The average yield of outstanding catastrophe bonds and insurance-linked securities (ILS) has risen significantly in the last year reflecting the rise in cat bond and ILS premiums according to the latest report from Lane Financial LLC, a consulting firm and broker-dealer focused on the ILS and associated sectors. The jump in average yield on an outstanding set of ILS and cat bonds at the end of February 2011, just prior to the Tohoku earthquake and tsunami, was 5.11% but at the end of March 2012 that number had jumped to 8.51%.
Lane Financial LLC have published their latest annual report on the catastrophe bond and insurance-linked securities market, which you can access after registration here. As usual, their report is full of detailed financial analysis on the market over the last year as well as the performance of their own index of outstanding cat bonds and ILS returns.
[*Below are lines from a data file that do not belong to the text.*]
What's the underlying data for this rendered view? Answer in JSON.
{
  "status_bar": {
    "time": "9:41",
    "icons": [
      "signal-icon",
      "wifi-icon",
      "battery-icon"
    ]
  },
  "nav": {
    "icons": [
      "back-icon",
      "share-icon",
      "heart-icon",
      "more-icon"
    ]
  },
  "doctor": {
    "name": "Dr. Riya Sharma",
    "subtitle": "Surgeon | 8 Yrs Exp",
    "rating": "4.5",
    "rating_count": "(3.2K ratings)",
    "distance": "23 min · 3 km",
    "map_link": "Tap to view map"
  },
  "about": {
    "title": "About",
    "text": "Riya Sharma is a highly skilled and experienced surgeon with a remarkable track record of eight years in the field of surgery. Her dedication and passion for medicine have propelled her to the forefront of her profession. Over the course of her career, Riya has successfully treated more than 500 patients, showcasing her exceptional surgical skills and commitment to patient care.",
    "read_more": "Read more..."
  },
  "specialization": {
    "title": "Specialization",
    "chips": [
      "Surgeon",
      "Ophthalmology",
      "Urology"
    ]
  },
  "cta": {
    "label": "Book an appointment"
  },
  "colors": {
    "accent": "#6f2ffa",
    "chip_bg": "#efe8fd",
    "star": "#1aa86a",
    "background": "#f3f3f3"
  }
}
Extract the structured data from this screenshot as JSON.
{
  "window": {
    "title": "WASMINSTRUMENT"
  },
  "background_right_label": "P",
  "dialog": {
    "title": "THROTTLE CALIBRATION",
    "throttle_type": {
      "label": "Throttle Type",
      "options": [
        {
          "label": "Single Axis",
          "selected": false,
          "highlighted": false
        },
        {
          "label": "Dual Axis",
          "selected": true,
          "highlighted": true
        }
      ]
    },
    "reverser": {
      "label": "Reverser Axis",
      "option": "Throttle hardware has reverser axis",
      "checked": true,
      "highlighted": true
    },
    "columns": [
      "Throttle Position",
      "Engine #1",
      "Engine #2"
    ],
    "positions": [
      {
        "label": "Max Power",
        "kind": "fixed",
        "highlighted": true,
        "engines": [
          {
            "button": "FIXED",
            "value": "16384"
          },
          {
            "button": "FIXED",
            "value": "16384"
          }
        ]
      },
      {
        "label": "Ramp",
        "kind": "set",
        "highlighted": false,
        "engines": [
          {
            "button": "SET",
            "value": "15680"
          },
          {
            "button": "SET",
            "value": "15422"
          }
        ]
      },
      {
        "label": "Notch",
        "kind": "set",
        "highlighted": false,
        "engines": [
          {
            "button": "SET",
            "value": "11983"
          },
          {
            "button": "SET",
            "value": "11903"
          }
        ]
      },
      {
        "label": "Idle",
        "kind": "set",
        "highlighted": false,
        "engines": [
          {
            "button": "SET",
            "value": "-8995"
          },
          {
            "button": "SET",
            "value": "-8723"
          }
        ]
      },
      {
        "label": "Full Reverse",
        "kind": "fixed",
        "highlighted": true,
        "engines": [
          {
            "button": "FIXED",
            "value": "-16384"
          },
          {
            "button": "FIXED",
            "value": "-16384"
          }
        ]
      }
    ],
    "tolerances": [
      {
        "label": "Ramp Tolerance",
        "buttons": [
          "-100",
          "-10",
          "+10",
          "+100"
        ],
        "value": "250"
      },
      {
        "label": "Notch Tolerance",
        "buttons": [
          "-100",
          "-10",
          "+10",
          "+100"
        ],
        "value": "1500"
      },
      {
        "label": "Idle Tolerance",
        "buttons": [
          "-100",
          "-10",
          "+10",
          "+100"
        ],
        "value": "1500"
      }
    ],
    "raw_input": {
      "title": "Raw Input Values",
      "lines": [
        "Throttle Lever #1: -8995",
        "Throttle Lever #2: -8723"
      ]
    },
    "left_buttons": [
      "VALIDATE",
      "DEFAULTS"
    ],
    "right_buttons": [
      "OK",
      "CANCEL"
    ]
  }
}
They note in the report that while the outstanding set of ILS and cat bonds have changed over the last year, the size of the shift in yields (from 5.11% to 8.51%) suggests that we are entering hard market territory within the sector. That analysis reflects many people’s opinions of where the wider reinsurance and indeed insurance markets are moving to as well.
Just because premiums are higher for cat bonds and ILS does not alone signify a hard market, says the Lane Financial report. To be able to determine this you need to look at the market in a risk adjusted manner and take into account the overall risk profile of the outstanding cat bond and ILS market.
Over the same period that average premiums have risen so sharply the average expected returns for the outstanding set of ILS and cat bonds has more than doubled from 3.17% to 6.42%. At the same time their calculations show that the remodelled expected loss of the market has risen slightly from 1.95% to 2.09% while the multiple has risen from 2.6 to 4.1. The report goes into great detail on how this displays an increase in tail risk in the outstanding set of cat bond and ILS and signifies a generally riskier marketplace.
Overall Lane Financial say that the hardening of this market shows that now is a good time to write insurance risk, the oversubscription of recent ILS and cat bond deals is testament to this fact. Part of the reason for the increase in premiums, which makes it a good time to be a writer of risk, is the increase in risk within the market portfolio, specifically in the tail.
Now, one of the things to note is that while the overall risk profile of the cat bond market has risen in the last year (a recent article of ours on this topic can be found here), this is no bad thing as it does signal that investors are becoming increasingly comfortable with putting capital into riskier tranches of cat bond and ILS notes. It’s believed that this is due to the market maturing and investors becoming more experienced with managing portfolios of catastrophe risk, along with improvements in portfolio management tools and a wider understanding of what this market is all about in the broader institutional investor community. Clearly if it gets too risky then investors may decide to pull back or at least stop committing funds to new deals, but at the moment investors clearly have an appetite to take on risks at the levels issued in recent cat bond deals.
We highly recommend you go and read the full report, it’s detailed and as comprehensive as any annual report on the sector that you are likely to see.